**Task to complete**
Below are records to be copied exactly; their pictures are to be omitted.
[[ Data shown, beginning ]]
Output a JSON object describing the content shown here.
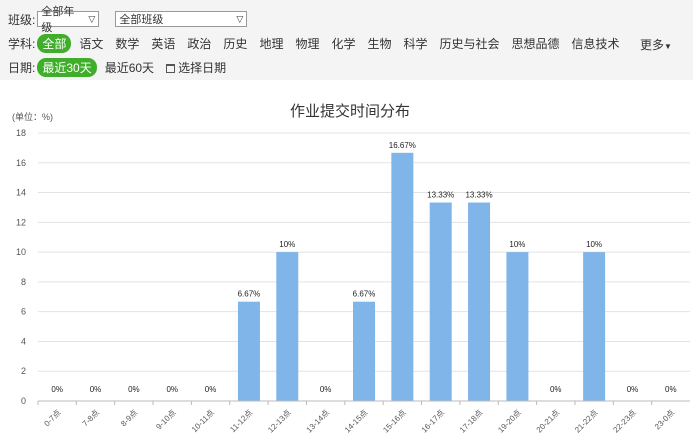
{
  "filters": {
    "class_label": "班级:",
    "grade_select": "全部年级",
    "class_select": "全部班级",
    "subject_label": "学科:",
    "subjects": [
      "全部",
      "语文",
      "数学",
      "英语",
      "政治",
      "历史",
      "地理",
      "物理",
      "化学",
      "生物",
      "科学",
      "历史与社会",
      "思想品德",
      "信息技术"
    ],
    "more": "更多",
    "date_label": "日期:",
    "date_options": [
      "最近30天",
      "最近60天"
    ],
    "pick_date": "选择日期"
  },
  "chart_data": {
    "type": "bar",
    "title": "作业提交时间分布",
    "ylabel": "(单位：%)",
    "ylim": [
      0,
      18
    ],
    "yticks": [
      0,
      2,
      4,
      6,
      8,
      10,
      12,
      14,
      16,
      18
    ],
    "grid": true,
    "bar_color": "#7fb5e8",
    "categories": [
      "0-7点",
      "7-8点",
      "8-9点",
      "9-10点",
      "10-11点",
      "11-12点",
      "12-13点",
      "13-14点",
      "14-15点",
      "15-16点",
      "16-17点",
      "17-18点",
      "19-20点",
      "20-21点",
      "21-22点",
      "22-23点",
      "23-0点"
    ],
    "values": [
      0,
      0,
      0,
      0,
      0,
      6.67,
      10,
      0,
      6.67,
      16.67,
      13.33,
      13.33,
      10,
      0,
      10,
      0,
      0
    ],
    "labels": [
      "0%",
      "0%",
      "0%",
      "0%",
      "0%",
      "6.67%",
      "10%",
      "0%",
      "6.67%",
      "16.67%",
      "13.33%",
      "13.33%",
      "10%",
      "0%",
      "10%",
      "0%",
      "0%"
    ]
  }
}
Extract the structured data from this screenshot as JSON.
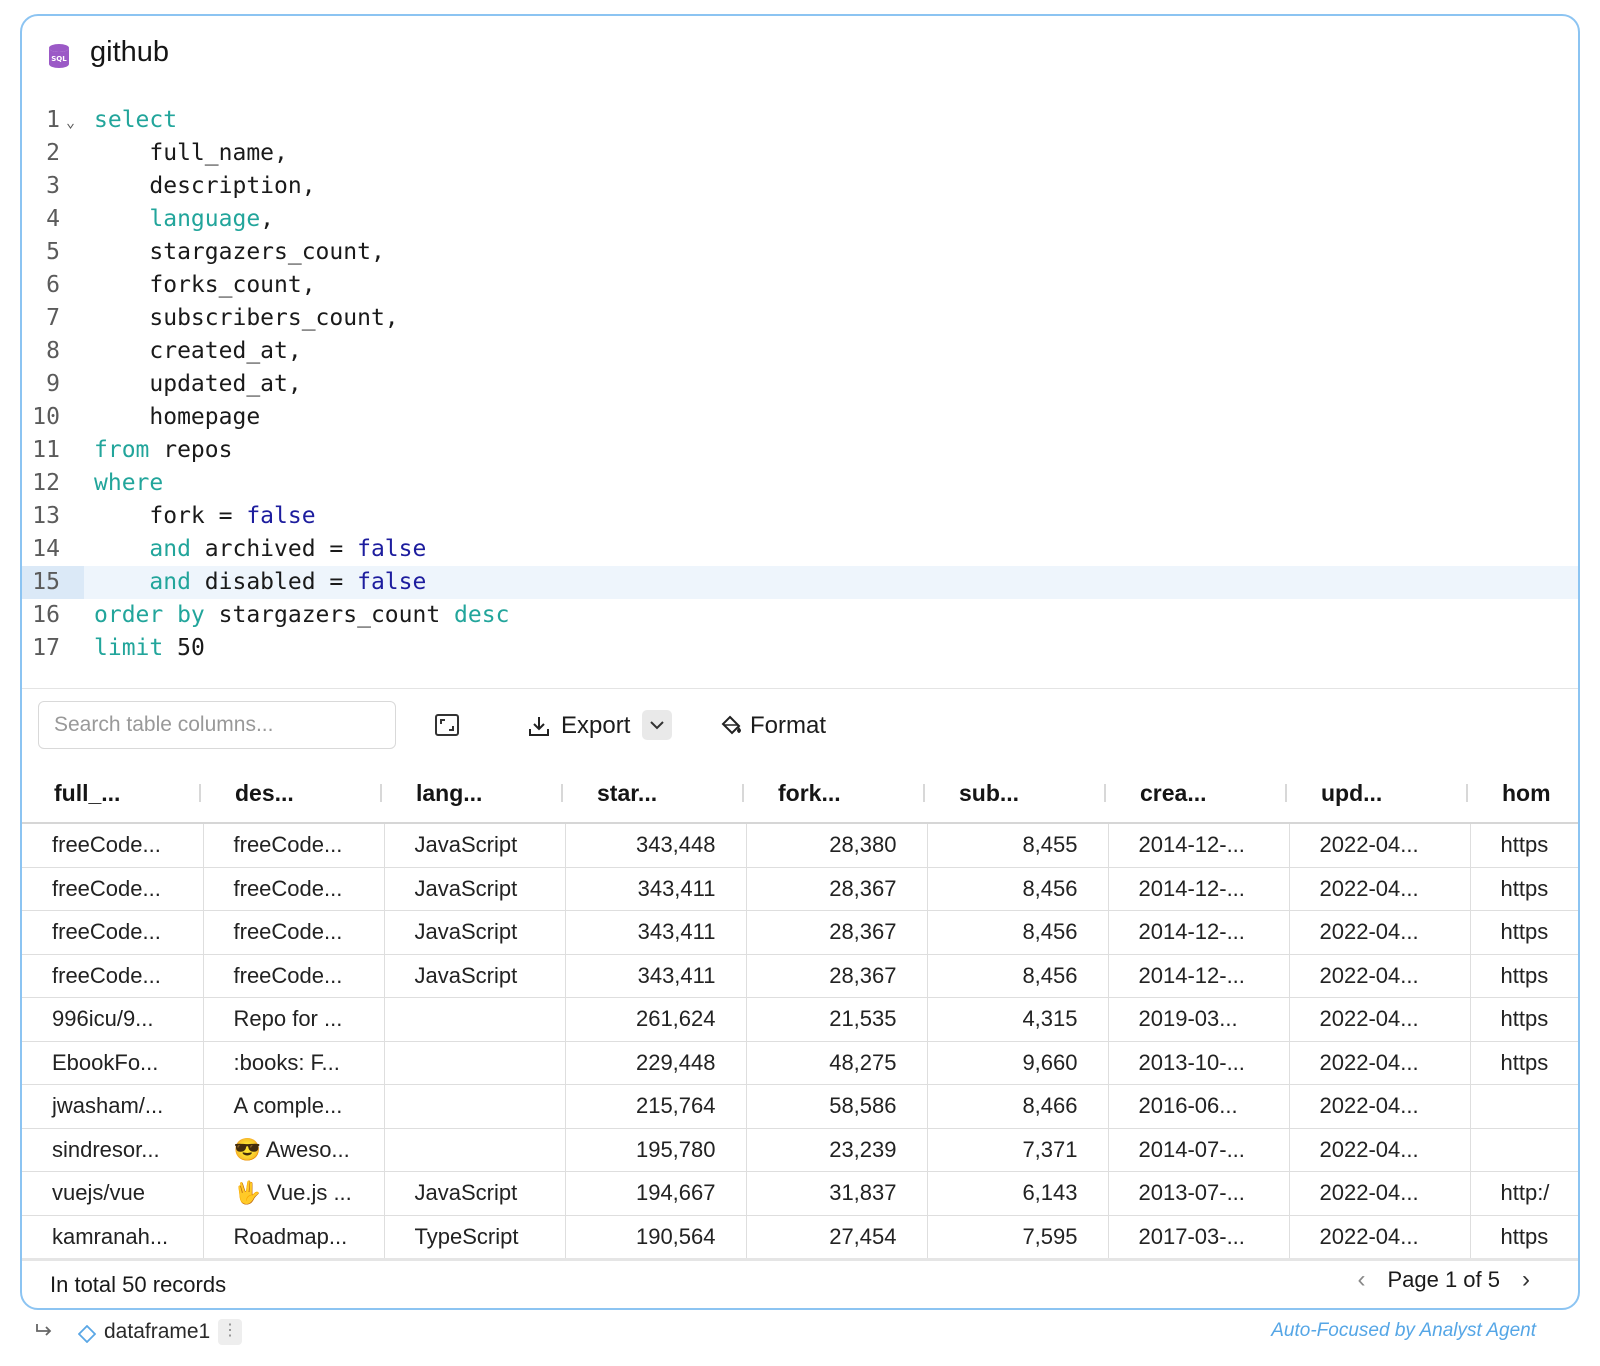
{
  "cell": {
    "title": "github",
    "icon": "sql-database-icon"
  },
  "editor": {
    "active_line": 15,
    "lines": [
      {
        "n": "1",
        "tokens": [
          {
            "t": "select",
            "c": "kw"
          }
        ],
        "fold": true
      },
      {
        "n": "2",
        "tokens": [
          {
            "t": "    full_name,",
            "c": ""
          }
        ]
      },
      {
        "n": "3",
        "tokens": [
          {
            "t": "    description,",
            "c": ""
          }
        ]
      },
      {
        "n": "4",
        "tokens": [
          {
            "t": "    ",
            "c": ""
          },
          {
            "t": "language",
            "c": "kw"
          },
          {
            "t": ",",
            "c": ""
          }
        ]
      },
      {
        "n": "5",
        "tokens": [
          {
            "t": "    stargazers_count,",
            "c": ""
          }
        ]
      },
      {
        "n": "6",
        "tokens": [
          {
            "t": "    forks_count,",
            "c": ""
          }
        ]
      },
      {
        "n": "7",
        "tokens": [
          {
            "t": "    subscribers_count,",
            "c": ""
          }
        ]
      },
      {
        "n": "8",
        "tokens": [
          {
            "t": "    created_at,",
            "c": ""
          }
        ]
      },
      {
        "n": "9",
        "tokens": [
          {
            "t": "    updated_at,",
            "c": ""
          }
        ]
      },
      {
        "n": "10",
        "tokens": [
          {
            "t": "    homepage",
            "c": ""
          }
        ]
      },
      {
        "n": "11",
        "tokens": [
          {
            "t": "from",
            "c": "kw"
          },
          {
            "t": " repos",
            "c": ""
          }
        ]
      },
      {
        "n": "12",
        "tokens": [
          {
            "t": "where",
            "c": "kw"
          }
        ]
      },
      {
        "n": "13",
        "tokens": [
          {
            "t": "    fork = ",
            "c": ""
          },
          {
            "t": "false",
            "c": "bool"
          }
        ]
      },
      {
        "n": "14",
        "tokens": [
          {
            "t": "    ",
            "c": ""
          },
          {
            "t": "and",
            "c": "kw"
          },
          {
            "t": " archived = ",
            "c": ""
          },
          {
            "t": "false",
            "c": "bool"
          }
        ]
      },
      {
        "n": "15",
        "tokens": [
          {
            "t": "    ",
            "c": ""
          },
          {
            "t": "and",
            "c": "kw"
          },
          {
            "t": " disabled = ",
            "c": ""
          },
          {
            "t": "false",
            "c": "bool"
          }
        ]
      },
      {
        "n": "16",
        "tokens": [
          {
            "t": "order by",
            "c": "kw"
          },
          {
            "t": " stargazers_count ",
            "c": ""
          },
          {
            "t": "desc",
            "c": "kw"
          }
        ]
      },
      {
        "n": "17",
        "tokens": [
          {
            "t": "limit",
            "c": "kw"
          },
          {
            "t": " 50",
            "c": "num"
          }
        ]
      }
    ]
  },
  "toolbar": {
    "search_placeholder": "Search table columns...",
    "export_label": "Export",
    "format_label": "Format"
  },
  "table": {
    "columns": [
      "full_...",
      "des...",
      "lang...",
      "star...",
      "fork...",
      "sub...",
      "crea...",
      "upd...",
      "hom"
    ],
    "numeric_columns": [
      3,
      4,
      5
    ],
    "rows": [
      [
        "freeCode...",
        "freeCode...",
        "JavaScript",
        "343,448",
        "28,380",
        "8,455",
        "2014-12-...",
        "2022-04...",
        "https"
      ],
      [
        "freeCode...",
        "freeCode...",
        "JavaScript",
        "343,411",
        "28,367",
        "8,456",
        "2014-12-...",
        "2022-04...",
        "https"
      ],
      [
        "freeCode...",
        "freeCode...",
        "JavaScript",
        "343,411",
        "28,367",
        "8,456",
        "2014-12-...",
        "2022-04...",
        "https"
      ],
      [
        "freeCode...",
        "freeCode...",
        "JavaScript",
        "343,411",
        "28,367",
        "8,456",
        "2014-12-...",
        "2022-04...",
        "https"
      ],
      [
        "996icu/9...",
        "Repo for ...",
        "",
        "261,624",
        "21,535",
        "4,315",
        "2019-03...",
        "2022-04...",
        "https"
      ],
      [
        "EbookFo...",
        ":books: F...",
        "",
        "229,448",
        "48,275",
        "9,660",
        "2013-10-...",
        "2022-04...",
        "https"
      ],
      [
        "jwasham/...",
        "A comple...",
        "",
        "215,764",
        "58,586",
        "8,466",
        "2016-06...",
        "2022-04...",
        ""
      ],
      [
        "sindresor...",
        "😎 Aweso...",
        "",
        "195,780",
        "23,239",
        "7,371",
        "2014-07-...",
        "2022-04...",
        ""
      ],
      [
        "vuejs/vue",
        "🖖 Vue.js ...",
        "JavaScript",
        "194,667",
        "31,837",
        "6,143",
        "2013-07-...",
        "2022-04...",
        "http:/"
      ],
      [
        "kamranah...",
        "Roadmap...",
        "TypeScript",
        "190,564",
        "27,454",
        "7,595",
        "2017-03-...",
        "2022-04...",
        "https"
      ]
    ]
  },
  "footer": {
    "total": "In total 50 records",
    "page": "Page 1 of 5"
  },
  "output": {
    "dataframe": "dataframe1",
    "agent_note": "Auto-Focused by Analyst Agent"
  },
  "colors": {
    "keyword": "#22a59b",
    "boolean": "#1d1d9e",
    "card_border": "#8cc4f2",
    "active_line": "#eef5fc",
    "agent_note": "#55a6e6"
  }
}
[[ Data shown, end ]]
**Completed exercise**
Output a JSON object describing the content shown here.
{
  "filters": {
    "class_label": "班级:",
    "grade_select": "全部年级",
    "class_select": "全部班级",
    "subject_label": "学科:",
    "subjects": [
      "全部",
      "语文",
      "数学",
      "英语",
      "政治",
      "历史",
      "地理",
      "物理",
      "化学",
      "生物",
      "科学",
      "历史与社会",
      "思想品德",
      "信息技术"
    ],
    "more": "更多",
    "date_label": "日期:",
    "date_options": [
      "最近30天",
      "最近60天"
    ],
    "pick_date": "选择日期"
  },
  "chart_data": {
    "type": "bar",
    "title": "作业提交时间分布",
    "ylabel": "(单位：%)",
    "ylim": [
      0,
      18
    ],
    "yticks": [
      0,
      2,
      4,
      6,
      8,
      10,
      12,
      14,
      16,
      18
    ],
    "grid": true,
    "bar_color": "#7fb5e8",
    "categories": [
      "0-7点",
      "7-8点",
      "8-9点",
      "9-10点",
      "10-11点",
      "11-12点",
      "12-13点",
      "13-14点",
      "14-15点",
      "15-16点",
      "16-17点",
      "17-18点",
      "19-20点",
      "20-21点",
      "21-22点",
      "22-23点",
      "23-0点"
    ],
    "values": [
      0,
      0,
      0,
      0,
      0,
      6.67,
      10,
      0,
      6.67,
      16.67,
      13.33,
      13.33,
      10,
      0,
      10,
      0,
      0
    ],
    "labels": [
      "0%",
      "0%",
      "0%",
      "0%",
      "0%",
      "6.67%",
      "10%",
      "0%",
      "6.67%",
      "16.67%",
      "13.33%",
      "13.33%",
      "10%",
      "0%",
      "10%",
      "0%",
      "0%"
    ]
  }
}
Extract the structured data from this screenshot as JSON.
{
  "cell": {
    "title": "github",
    "icon": "sql-database-icon"
  },
  "editor": {
    "active_line": 15,
    "lines": [
      {
        "n": "1",
        "tokens": [
          {
            "t": "select",
            "c": "kw"
          }
        ],
        "fold": true
      },
      {
        "n": "2",
        "tokens": [
          {
            "t": "    full_name,",
            "c": ""
          }
        ]
      },
      {
        "n": "3",
        "tokens": [
          {
            "t": "    description,",
            "c": ""
          }
        ]
      },
      {
        "n": "4",
        "tokens": [
          {
            "t": "    ",
            "c": ""
          },
          {
            "t": "language",
            "c": "kw"
          },
          {
            "t": ",",
            "c": ""
          }
        ]
      },
      {
        "n": "5",
        "tokens": [
          {
            "t": "    stargazers_count,",
            "c": ""
          }
        ]
      },
      {
        "n": "6",
        "tokens": [
          {
            "t": "    forks_count,",
            "c": ""
          }
        ]
      },
      {
        "n": "7",
        "tokens": [
          {
            "t": "    subscribers_count,",
            "c": ""
          }
        ]
      },
      {
        "n": "8",
        "tokens": [
          {
            "t": "    created_at,",
            "c": ""
          }
        ]
      },
      {
        "n": "9",
        "tokens": [
          {
            "t": "    updated_at,",
            "c": ""
          }
        ]
      },
      {
        "n": "10",
        "tokens": [
          {
            "t": "    homepage",
            "c": ""
          }
        ]
      },
      {
        "n": "11",
        "tokens": [
          {
            "t": "from",
            "c": "kw"
          },
          {
            "t": " repos",
            "c": ""
          }
        ]
      },
      {
        "n": "12",
        "tokens": [
          {
            "t": "where",
            "c": "kw"
          }
        ]
      },
      {
        "n": "13",
        "tokens": [
          {
            "t": "    fork = ",
            "c": ""
          },
          {
            "t": "false",
            "c": "bool"
          }
        ]
      },
      {
        "n": "14",
        "tokens": [
          {
            "t": "    ",
            "c": ""
          },
          {
            "t": "and",
            "c": "kw"
          },
          {
            "t": " archived = ",
            "c": ""
          },
          {
            "t": "false",
            "c": "bool"
          }
        ]
      },
      {
        "n": "15",
        "tokens": [
          {
            "t": "    ",
            "c": ""
          },
          {
            "t": "and",
            "c": "kw"
          },
          {
            "t": " disabled = ",
            "c": ""
          },
          {
            "t": "false",
            "c": "bool"
          }
        ]
      },
      {
        "n": "16",
        "tokens": [
          {
            "t": "order by",
            "c": "kw"
          },
          {
            "t": " stargazers_count ",
            "c": ""
          },
          {
            "t": "desc",
            "c": "kw"
          }
        ]
      },
      {
        "n": "17",
        "tokens": [
          {
            "t": "limit",
            "c": "kw"
          },
          {
            "t": " 50",
            "c": "num"
          }
        ]
      }
    ]
  },
  "toolbar": {
    "search_placeholder": "Search table columns...",
    "export_label": "Export",
    "format_label": "Format"
  },
  "table": {
    "columns": [
      "full_...",
      "des...",
      "lang...",
      "star...",
      "fork...",
      "sub...",
      "crea...",
      "upd...",
      "hom"
    ],
    "numeric_columns": [
      3,
      4,
      5
    ],
    "rows": [
      [
        "freeCode...",
        "freeCode...",
        "JavaScript",
        "343,448",
        "28,380",
        "8,455",
        "2014-12-...",
        "2022-04...",
        "https"
      ],
      [
        "freeCode...",
        "freeCode...",
        "JavaScript",
        "343,411",
        "28,367",
        "8,456",
        "2014-12-...",
        "2022-04...",
        "https"
      ],
      [
        "freeCode...",
        "freeCode...",
        "JavaScript",
        "343,411",
        "28,367",
        "8,456",
        "2014-12-...",
        "2022-04...",
        "https"
      ],
      [
        "freeCode...",
        "freeCode...",
        "JavaScript",
        "343,411",
        "28,367",
        "8,456",
        "2014-12-...",
        "2022-04...",
        "https"
      ],
      [
        "996icu/9...",
        "Repo for ...",
        "",
        "261,624",
        "21,535",
        "4,315",
        "2019-03...",
        "2022-04...",
        "https"
      ],
      [
        "EbookFo...",
        ":books: F...",
        "",
        "229,448",
        "48,275",
        "9,660",
        "2013-10-...",
        "2022-04...",
        "https"
      ],
      [
        "jwasham/...",
        "A comple...",
        "",
        "215,764",
        "58,586",
        "8,466",
        "2016-06...",
        "2022-04...",
        ""
      ],
      [
        "sindresor...",
        "😎 Aweso...",
        "",
        "195,780",
        "23,239",
        "7,371",
        "2014-07-...",
        "2022-04...",
        ""
      ],
      [
        "vuejs/vue",
        "🖖 Vue.js ...",
        "JavaScript",
        "194,667",
        "31,837",
        "6,143",
        "2013-07-...",
        "2022-04...",
        "http:/"
      ],
      [
        "kamranah...",
        "Roadmap...",
        "TypeScript",
        "190,564",
        "27,454",
        "7,595",
        "2017-03-...",
        "2022-04...",
        "https"
      ]
    ]
  },
  "footer": {
    "total": "In total 50 records",
    "page": "Page 1 of 5"
  },
  "output": {
    "dataframe": "dataframe1",
    "agent_note": "Auto-Focused by Analyst Agent"
  },
  "colors": {
    "keyword": "#22a59b",
    "boolean": "#1d1d9e",
    "card_border": "#8cc4f2",
    "active_line": "#eef5fc",
    "agent_note": "#55a6e6"
  }
}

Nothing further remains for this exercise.